━━ Records shown ━━

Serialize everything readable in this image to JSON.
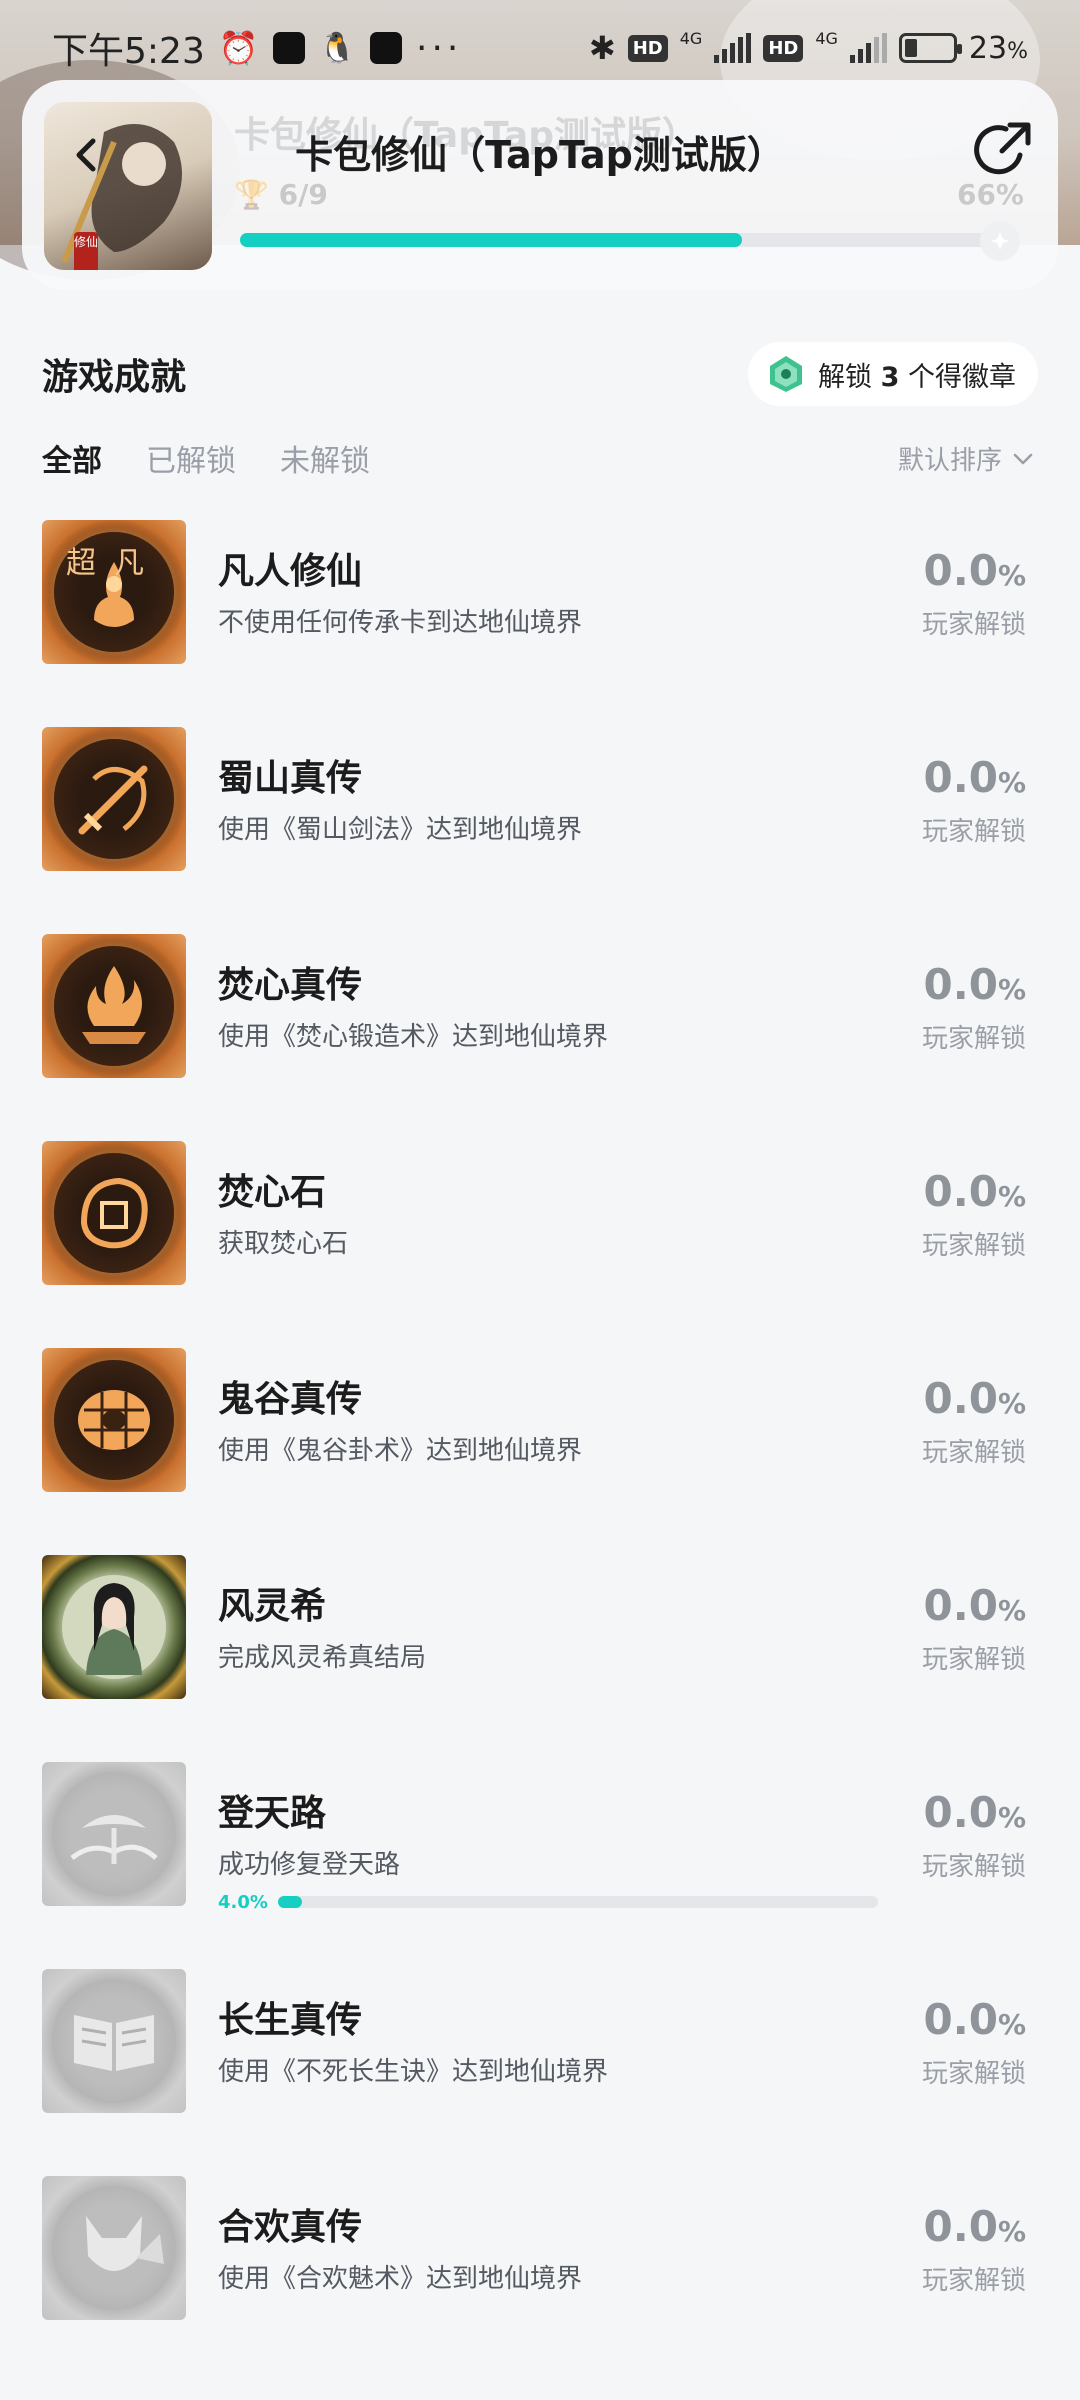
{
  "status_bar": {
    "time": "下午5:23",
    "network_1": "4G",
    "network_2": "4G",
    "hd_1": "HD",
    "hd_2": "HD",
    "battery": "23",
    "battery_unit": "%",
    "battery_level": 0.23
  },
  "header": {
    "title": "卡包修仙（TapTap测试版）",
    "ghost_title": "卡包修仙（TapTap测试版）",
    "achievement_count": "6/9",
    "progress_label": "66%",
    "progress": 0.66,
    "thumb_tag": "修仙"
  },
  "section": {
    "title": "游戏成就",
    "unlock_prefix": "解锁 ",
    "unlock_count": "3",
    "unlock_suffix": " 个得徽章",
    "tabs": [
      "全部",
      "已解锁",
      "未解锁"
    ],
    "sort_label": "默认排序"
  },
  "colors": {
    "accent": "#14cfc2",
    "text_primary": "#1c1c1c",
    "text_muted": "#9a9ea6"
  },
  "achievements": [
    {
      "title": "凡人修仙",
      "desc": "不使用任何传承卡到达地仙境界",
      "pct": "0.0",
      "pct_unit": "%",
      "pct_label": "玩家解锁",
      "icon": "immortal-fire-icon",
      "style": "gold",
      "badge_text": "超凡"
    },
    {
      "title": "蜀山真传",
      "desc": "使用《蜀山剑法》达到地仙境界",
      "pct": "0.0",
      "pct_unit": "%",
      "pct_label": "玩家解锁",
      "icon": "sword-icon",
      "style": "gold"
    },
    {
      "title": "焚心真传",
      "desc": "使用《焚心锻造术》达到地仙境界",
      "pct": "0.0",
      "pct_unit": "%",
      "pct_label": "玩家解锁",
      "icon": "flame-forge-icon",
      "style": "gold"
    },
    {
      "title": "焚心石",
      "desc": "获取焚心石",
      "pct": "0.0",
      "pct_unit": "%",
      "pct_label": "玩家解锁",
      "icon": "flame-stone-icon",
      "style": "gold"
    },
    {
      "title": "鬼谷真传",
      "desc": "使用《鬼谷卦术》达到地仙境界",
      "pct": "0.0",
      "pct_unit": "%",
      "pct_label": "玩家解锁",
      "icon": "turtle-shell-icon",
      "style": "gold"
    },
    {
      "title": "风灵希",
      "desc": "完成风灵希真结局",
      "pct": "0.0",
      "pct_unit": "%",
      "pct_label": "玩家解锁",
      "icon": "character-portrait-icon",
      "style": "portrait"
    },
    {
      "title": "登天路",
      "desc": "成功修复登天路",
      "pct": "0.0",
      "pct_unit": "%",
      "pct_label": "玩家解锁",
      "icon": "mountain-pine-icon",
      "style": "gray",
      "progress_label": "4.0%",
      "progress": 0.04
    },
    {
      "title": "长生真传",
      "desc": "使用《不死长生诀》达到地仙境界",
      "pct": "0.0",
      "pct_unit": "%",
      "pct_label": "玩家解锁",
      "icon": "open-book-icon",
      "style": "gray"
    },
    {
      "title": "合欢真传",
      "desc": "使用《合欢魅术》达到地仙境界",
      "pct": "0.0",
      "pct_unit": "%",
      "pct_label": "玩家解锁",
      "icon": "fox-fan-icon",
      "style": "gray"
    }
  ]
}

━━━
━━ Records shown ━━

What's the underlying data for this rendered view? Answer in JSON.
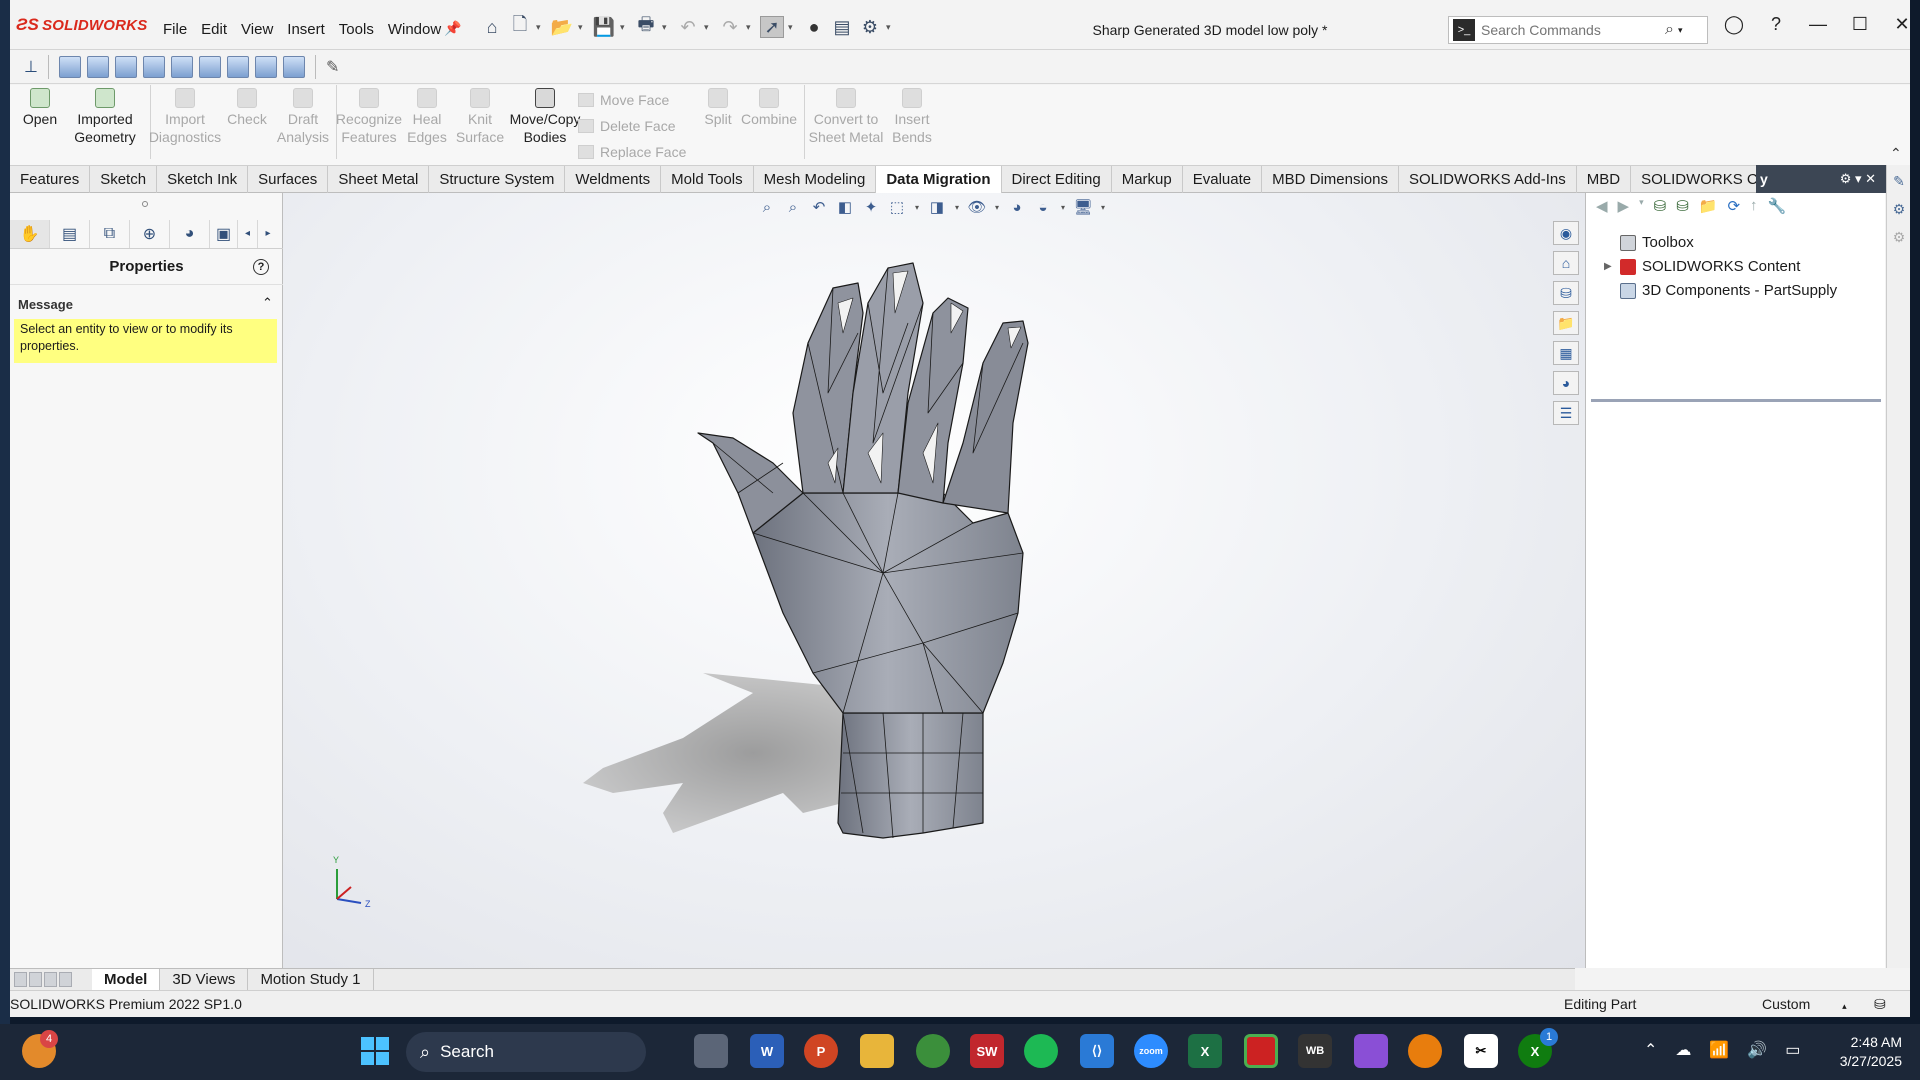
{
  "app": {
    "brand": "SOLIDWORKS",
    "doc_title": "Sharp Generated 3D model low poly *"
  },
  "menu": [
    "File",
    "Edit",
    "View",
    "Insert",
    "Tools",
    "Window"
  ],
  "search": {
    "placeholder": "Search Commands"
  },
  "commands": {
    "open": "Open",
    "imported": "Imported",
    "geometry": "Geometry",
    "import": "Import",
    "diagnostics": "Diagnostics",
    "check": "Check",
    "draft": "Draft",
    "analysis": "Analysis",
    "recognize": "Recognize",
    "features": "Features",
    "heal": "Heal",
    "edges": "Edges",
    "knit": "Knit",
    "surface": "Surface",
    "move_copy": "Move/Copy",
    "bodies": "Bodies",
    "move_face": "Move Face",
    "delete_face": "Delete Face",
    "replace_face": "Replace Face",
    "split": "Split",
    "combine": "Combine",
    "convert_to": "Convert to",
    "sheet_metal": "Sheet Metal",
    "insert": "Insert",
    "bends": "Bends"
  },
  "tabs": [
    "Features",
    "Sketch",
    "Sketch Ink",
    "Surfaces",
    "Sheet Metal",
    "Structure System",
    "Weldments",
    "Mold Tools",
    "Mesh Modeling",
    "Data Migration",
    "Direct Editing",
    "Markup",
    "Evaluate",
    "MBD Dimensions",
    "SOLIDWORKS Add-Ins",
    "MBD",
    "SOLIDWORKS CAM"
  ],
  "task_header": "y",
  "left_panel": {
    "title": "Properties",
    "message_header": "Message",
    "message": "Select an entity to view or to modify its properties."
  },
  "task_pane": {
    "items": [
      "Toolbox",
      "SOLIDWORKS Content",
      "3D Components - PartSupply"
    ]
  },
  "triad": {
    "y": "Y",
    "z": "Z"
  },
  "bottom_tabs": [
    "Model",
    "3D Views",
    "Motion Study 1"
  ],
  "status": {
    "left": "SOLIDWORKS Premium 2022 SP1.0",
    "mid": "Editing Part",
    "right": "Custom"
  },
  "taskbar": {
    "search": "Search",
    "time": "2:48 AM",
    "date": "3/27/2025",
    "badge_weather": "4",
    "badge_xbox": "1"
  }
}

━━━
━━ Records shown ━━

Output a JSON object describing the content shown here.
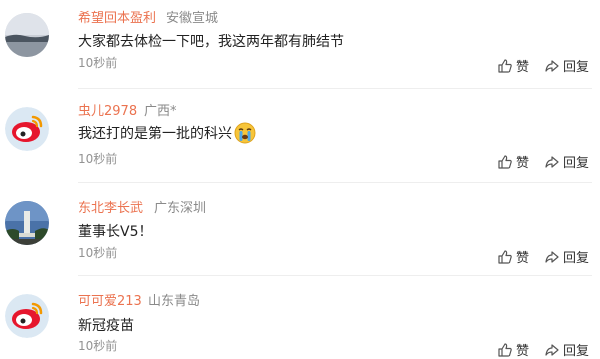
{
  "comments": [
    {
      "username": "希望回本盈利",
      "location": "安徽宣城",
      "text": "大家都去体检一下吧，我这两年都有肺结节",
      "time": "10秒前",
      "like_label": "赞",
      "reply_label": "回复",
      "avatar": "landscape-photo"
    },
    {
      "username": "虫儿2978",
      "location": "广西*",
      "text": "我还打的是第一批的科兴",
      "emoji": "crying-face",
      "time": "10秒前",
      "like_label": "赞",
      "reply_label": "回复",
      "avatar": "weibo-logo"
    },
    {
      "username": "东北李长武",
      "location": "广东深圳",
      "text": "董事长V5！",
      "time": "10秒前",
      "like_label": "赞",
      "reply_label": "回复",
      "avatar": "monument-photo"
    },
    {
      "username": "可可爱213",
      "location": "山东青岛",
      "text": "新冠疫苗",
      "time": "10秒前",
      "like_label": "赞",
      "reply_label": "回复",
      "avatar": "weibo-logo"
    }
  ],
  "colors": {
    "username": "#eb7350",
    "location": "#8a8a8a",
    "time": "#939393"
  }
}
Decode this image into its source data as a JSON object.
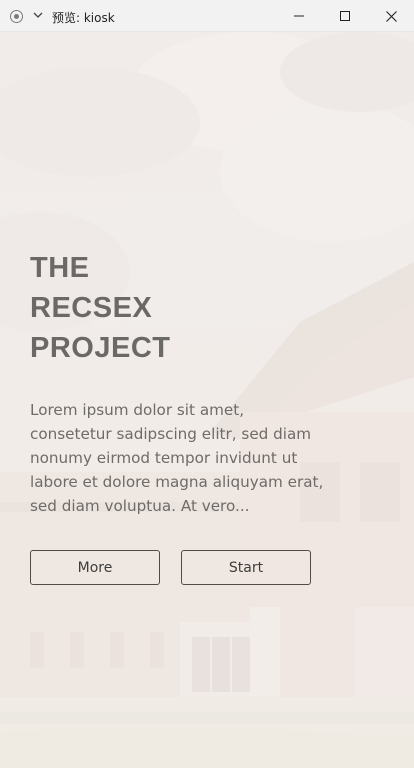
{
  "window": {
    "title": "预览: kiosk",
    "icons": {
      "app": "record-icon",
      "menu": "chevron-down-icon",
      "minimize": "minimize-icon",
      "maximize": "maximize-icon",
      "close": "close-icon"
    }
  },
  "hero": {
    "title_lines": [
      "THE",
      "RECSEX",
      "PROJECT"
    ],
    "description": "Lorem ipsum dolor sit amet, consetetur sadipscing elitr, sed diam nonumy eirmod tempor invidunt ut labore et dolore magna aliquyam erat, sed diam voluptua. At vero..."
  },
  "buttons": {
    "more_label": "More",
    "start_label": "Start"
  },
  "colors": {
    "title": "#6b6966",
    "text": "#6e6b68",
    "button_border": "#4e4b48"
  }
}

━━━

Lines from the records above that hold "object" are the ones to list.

Answer for this exercise →
Output a JSON object describing the content shown here.
Decode this image into its source data as a JSON object.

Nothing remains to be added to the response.